That very morning, I had yabbered on to my friend in a shower cubicle at the local swimming pool how I simply loved our Creative Writing lecturer. I yabbered on for some while, eventually telling her how I wished I could wrap him and just cuddle him, cook him eggs or something. He’s like a teddy bear, I told her. She only laughed back at me.
I take it back.
Like Mike, I was desperately unhappy.
Instead of being constructive, how he is supposed to be, he bluntly told me in the first sentence on the page that my work was:
- almost claustrophobic

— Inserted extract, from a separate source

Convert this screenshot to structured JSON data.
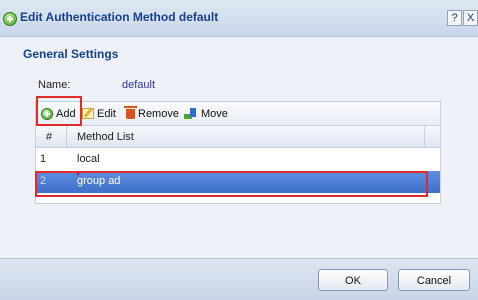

I peeked across at my friends’ papers, and he was at least a little constructive towards their stories; however he did refer to my friend’s discourse as ‘mopey’. I know this is being what a writer is, and you have to take criticism. This is what people are like towards your work after college and school; there is no cushioning.
I know that. It was just a little disconcerting.
This is what happened in my mind.
But I know I can write better. I wasn’t sure of the story myself. I shaped it into something I didn’t know, and didn’t want. I recognise that myself. But I know lots of good things can come of this incredibly negative, disheartening feedback. After 24 dull hours of contemplating, I have come through with an energetic mind and so many ideas for new stories and projects, I was even buzzing in work, so when it was quiet, I pulled up a few blank receipts and scribbled story ideas on that.
My supervisor asked what I was doing, and I mumbled something unintelligible about story writing, embarrassed.
And so, I rise triumphant, defiantly writing vague ideas for new stories and new beginnings.